Cunningham just started competing last fall with the Lafayette cross country team, where he was hampered by a summer-training stress fracture, but was the alternate for the district and regional meets after a season-best 18:31. He trained for the Colonial Half Marathon over the winter months, running a 1:28:46, then interspersed road races and track meets this spring. On the track his bests were 10:34 (3,200 meters) and 4:59 (1,600 meters), but he much prefers the roads. He won his first road race, the Dorchester (MD) Crab Half Marathon in early April in 1:24:42, then was part of the six-man Lafayette High team that set a course record (212 miles total) at the Sandy Bottom Nature Park 24 Hour Relay.

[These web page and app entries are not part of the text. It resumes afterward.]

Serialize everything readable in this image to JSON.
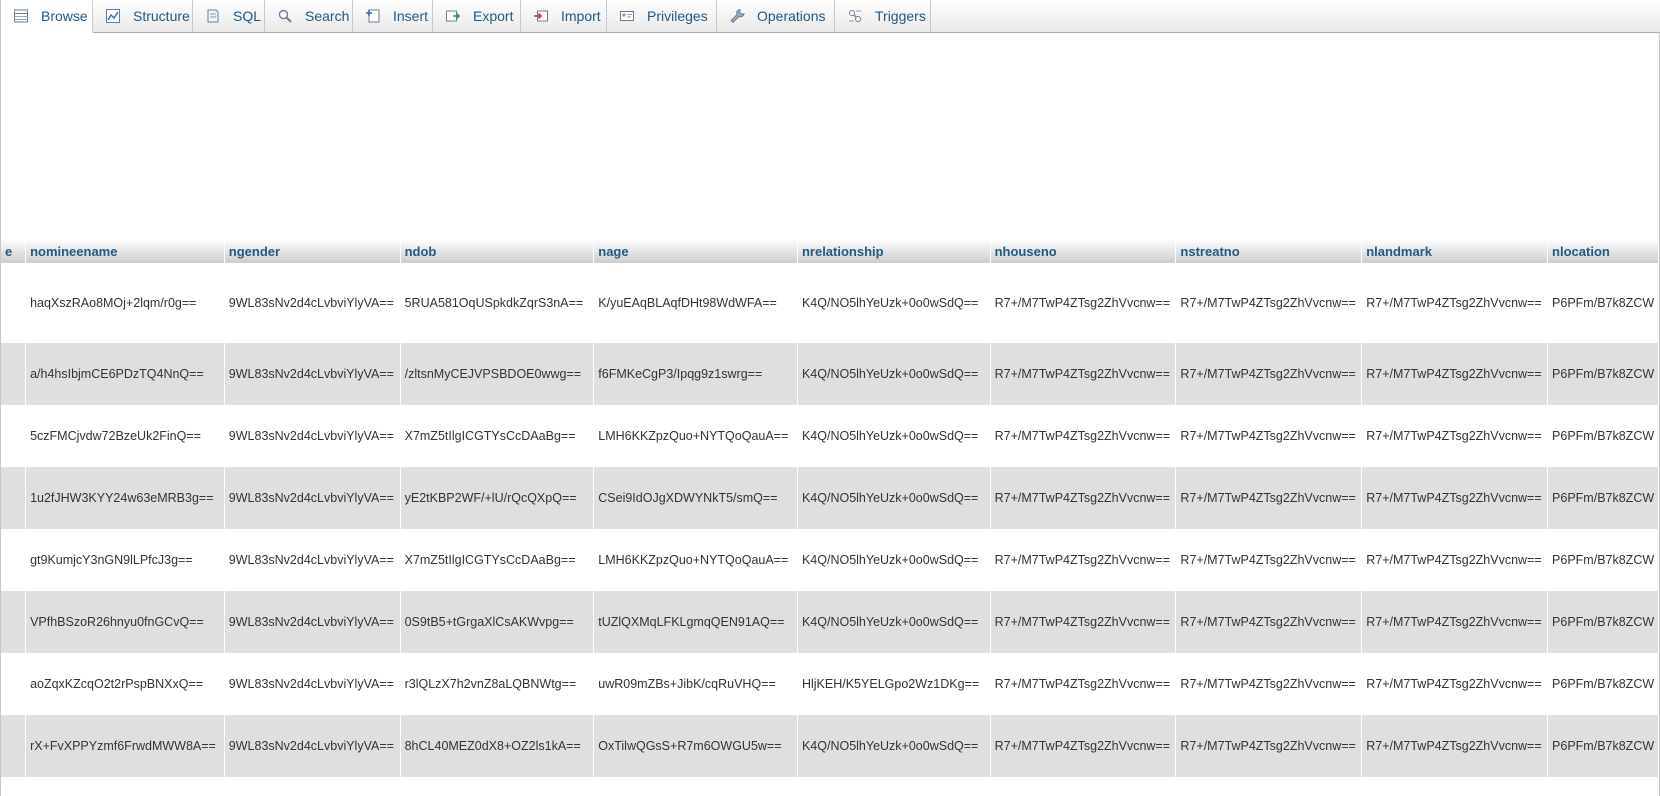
{
  "tabs": [
    {
      "label": "Browse",
      "icon": "browse-icon",
      "active": true
    },
    {
      "label": "Structure",
      "icon": "structure-icon",
      "active": false
    },
    {
      "label": "SQL",
      "icon": "sql-icon",
      "active": false
    },
    {
      "label": "Search",
      "icon": "search-icon",
      "active": false
    },
    {
      "label": "Insert",
      "icon": "insert-icon",
      "active": false
    },
    {
      "label": "Export",
      "icon": "export-icon",
      "active": false
    },
    {
      "label": "Import",
      "icon": "import-icon",
      "active": false
    },
    {
      "label": "Privileges",
      "icon": "privileges-icon",
      "active": false
    },
    {
      "label": "Operations",
      "icon": "operations-icon",
      "active": false
    },
    {
      "label": "Triggers",
      "icon": "triggers-icon",
      "active": false
    }
  ],
  "table": {
    "columns": [
      "e",
      "nomineename",
      "ngender",
      "ndob",
      "nage",
      "nrelationship",
      "nhouseno",
      "nstreatno",
      "nlandmark",
      "nlocation"
    ],
    "rows": [
      [
        "",
        "haqXszRAo8MOj+2lqm/r0g==",
        "9WL83sNv2d4cLvbviYlyVA==",
        "5RUA581OqUSpkdkZqrS3nA==",
        "K/yuEAqBLAqfDHt98WdWFA==",
        "K4Q/NO5lhYeUzk+0o0wSdQ==",
        "R7+/M7TwP4ZTsg2ZhVvcnw==",
        "R7+/M7TwP4ZTsg2ZhVvcnw==",
        "R7+/M7TwP4ZTsg2ZhVvcnw==",
        "P6PFm/B7k8ZCW"
      ],
      [
        "",
        "a/h4hsIbjmCE6PDzTQ4NnQ==",
        "9WL83sNv2d4cLvbviYlyVA==",
        "/zltsnMyCEJVPSBDOE0wwg==",
        "f6FMKeCgP3/Ipqg9z1swrg==",
        "K4Q/NO5lhYeUzk+0o0wSdQ==",
        "R7+/M7TwP4ZTsg2ZhVvcnw==",
        "R7+/M7TwP4ZTsg2ZhVvcnw==",
        "R7+/M7TwP4ZTsg2ZhVvcnw==",
        "P6PFm/B7k8ZCW"
      ],
      [
        "",
        "5czFMCjvdw72BzeUk2FinQ==",
        "9WL83sNv2d4cLvbviYlyVA==",
        "X7mZ5tIlgICGTYsCcDAaBg==",
        "LMH6KKZpzQuo+NYTQoQauA==",
        "K4Q/NO5lhYeUzk+0o0wSdQ==",
        "R7+/M7TwP4ZTsg2ZhVvcnw==",
        "R7+/M7TwP4ZTsg2ZhVvcnw==",
        "R7+/M7TwP4ZTsg2ZhVvcnw==",
        "P6PFm/B7k8ZCW"
      ],
      [
        "",
        "1u2fJHW3KYY24w63eMRB3g==",
        "9WL83sNv2d4cLvbviYlyVA==",
        "yE2tKBP2WF/+lU/rQcQXpQ==",
        "CSei9IdOJgXDWYNkT5/smQ==",
        "K4Q/NO5lhYeUzk+0o0wSdQ==",
        "R7+/M7TwP4ZTsg2ZhVvcnw==",
        "R7+/M7TwP4ZTsg2ZhVvcnw==",
        "R7+/M7TwP4ZTsg2ZhVvcnw==",
        "P6PFm/B7k8ZCW"
      ],
      [
        "",
        "gt9KumjcY3nGN9lLPfcJ3g==",
        "9WL83sNv2d4cLvbviYlyVA==",
        "X7mZ5tIlgICGTYsCcDAaBg==",
        "LMH6KKZpzQuo+NYTQoQauA==",
        "K4Q/NO5lhYeUzk+0o0wSdQ==",
        "R7+/M7TwP4ZTsg2ZhVvcnw==",
        "R7+/M7TwP4ZTsg2ZhVvcnw==",
        "R7+/M7TwP4ZTsg2ZhVvcnw==",
        "P6PFm/B7k8ZCW"
      ],
      [
        "",
        "VPfhBSzoR26hnyu0fnGCvQ==",
        "9WL83sNv2d4cLvbviYlyVA==",
        "0S9tB5+tGrgaXlCsAKWvpg==",
        "tUZlQXMqLFKLgmqQEN91AQ==",
        "K4Q/NO5lhYeUzk+0o0wSdQ==",
        "R7+/M7TwP4ZTsg2ZhVvcnw==",
        "R7+/M7TwP4ZTsg2ZhVvcnw==",
        "R7+/M7TwP4ZTsg2ZhVvcnw==",
        "P6PFm/B7k8ZCW"
      ],
      [
        "",
        "aoZqxKZcqO2t2rPspBNXxQ==",
        "9WL83sNv2d4cLvbviYlyVA==",
        "r3lQLzX7h2vnZ8aLQBNWtg==",
        "uwR09mZBs+JibK/cqRuVHQ==",
        "HljKEH/K5YELGpo2Wz1DKg==",
        "R7+/M7TwP4ZTsg2ZhVvcnw==",
        "R7+/M7TwP4ZTsg2ZhVvcnw==",
        "R7+/M7TwP4ZTsg2ZhVvcnw==",
        "P6PFm/B7k8ZCW"
      ],
      [
        "",
        "rX+FvXPPYzmf6FrwdMWW8A==",
        "9WL83sNv2d4cLvbviYlyVA==",
        "8hCL40MEZ0dX8+OZ2ls1kA==",
        "OxTilwQGsS+R7m6OWGU5w==",
        "K4Q/NO5lhYeUzk+0o0wSdQ==",
        "R7+/M7TwP4ZTsg2ZhVvcnw==",
        "R7+/M7TwP4ZTsg2ZhVvcnw==",
        "R7+/M7TwP4ZTsg2ZhVvcnw==",
        "P6PFm/B7k8ZCW"
      ]
    ]
  },
  "colors": {
    "link": "#235a81",
    "row_alt": "#dfdfdf",
    "text": "#333333"
  }
}
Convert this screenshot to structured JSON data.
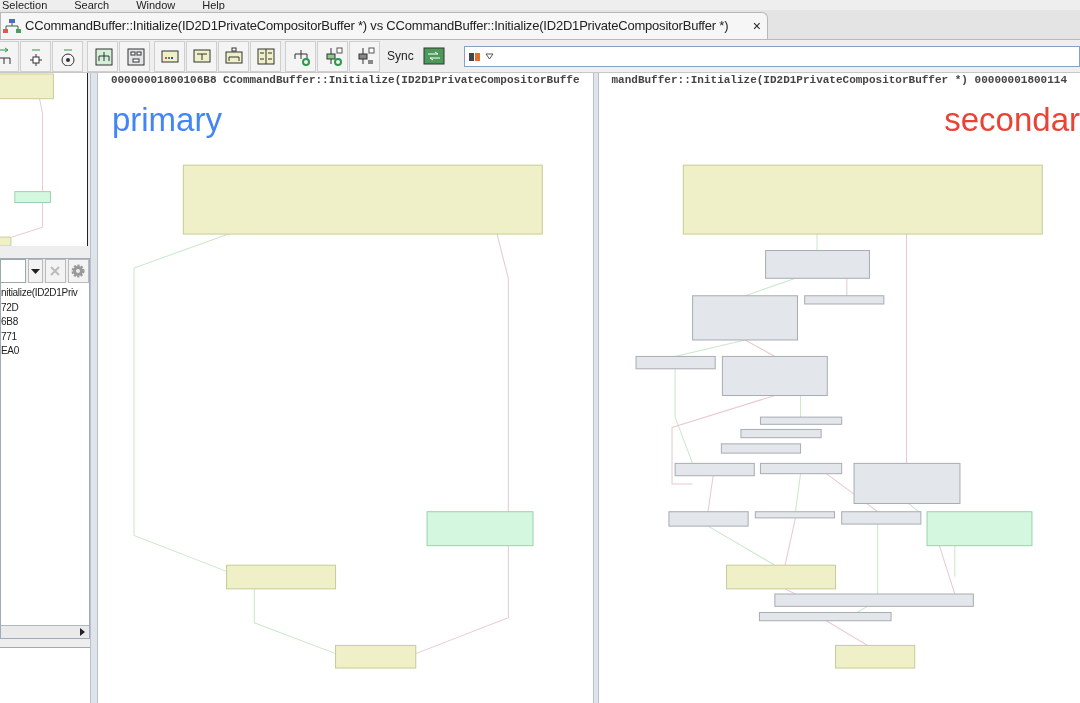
{
  "menu": [
    "Selection",
    "Search",
    "Window",
    "Help"
  ],
  "tab": {
    "title": "CCommandBuffer::Initialize(ID2D1PrivateCompositorBuffer *) vs CCommandBuffer::Initialize(ID2D1PrivateCompositorBuffer *)",
    "close": "×",
    "selected": true
  },
  "toolbar": {
    "sync_label": "Sync"
  },
  "sidebar": {
    "function_list": [
      "nitialize(ID2D1Priv",
      "72D",
      "6B8",
      "771",
      "EA0"
    ]
  },
  "panels": [
    {
      "kind": "primary",
      "header": "00000001800106B8 CCommandBuffer::Initialize(ID2D1PrivateCompositorBuffe",
      "label": "primary"
    },
    {
      "kind": "secondary",
      "header": "mandBuffer::Initialize(ID2D1PrivateCompositorBuffer *) 00000001800114",
      "label": "secondar"
    }
  ]
}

In May he ran a PR 16:46 for third place at the Queens Lake 5K, then won the Chick-Fil-A 5K in 17:02 the next week, before winning again at First Colony (16:58).

Fenwick has been breaking on a regular basis the all-time CRR mark for men 75-79. Virginia Peninsula Road Racing Hall of Famer Andrew Polansky had the previous record, a 26:51 at age 75 at the 2003 Queens Lake 5K. Fenwick, then 75, broke it for the first time with a 26:39 at the 2008 Vineyards of Williamsburg 5K (the neighborhood where he lives). He smashed that time with a 25:52 at the 2008 Heritage Humane Society 5K Run at Ford’s Colony, re-broke it with a 25:46, at age 76, at the 2009 Vineyards race, then came close again with a 25:52 at the 2009 Governor’s Land 5K. Saturday, now age 77, he placed second for men 65-69 with the new 75-79 record of 25:36.

Those four CRR courses, Queens Lake, Vineyards, Ford’s Colony and Governor’s Lane, are noted for being the fastest in Williamsburg, and First Colony now joins the ranks. The race has only been run twice, first in 1998 (as a Heritage Humane Society event) and last Saturday (as a Housing Partnerships event), but there are three all-time CRR marks there--Rob Hinkle’s course-record and men’s all-time 30-34 age-group CRR mark of 15:20 from 1998, and Polansky’s all-time men’s 70-74 mark of 21:56 from 1998. Other notable marks from that 1998 race included Steven Henn running a 16:28 at age 16 (his father, Ron, was the starter and finish line coordinator this year), and Tom Ray running a 20:18 at age 65.

First Colony race age group records this year included Greg Dawson (men 40-44, 17:56), Chantry (men 55-59, 17:08), Fenwick (men 75-and-over, 25:36), Quarles (women 35-39, 19:03), Delores Jones (women 65-69, 51:49, as a racewalker), and Pat Eden (women 75-and-over, 44:28, also racewalking). Eden’s time is close to her all-time CRR mark for women 75-79 of 43:53 from the 2009 Mental Health 5K.

Ann Hirn, 64, of Portsmouth (25:55) was close to Nancy Patron’s 60-64 record of 25:43. Two women, Robin Corson, 56 (24:45) and Rose Crist, 55 (24:56) had better times than the women’s 50-54 record (25:10). Jim Goggin, 56 (19:37) was one second better than the old 55-59 record of Bob Spencer (19:38), but Chantry got that record first. Two weeks earlier, Chantry broke the all-time CRR mark, and the Virginia state 55-59 record, with his 17:06 at the Queens Lake 5K.

Tuesday, June 1, 2010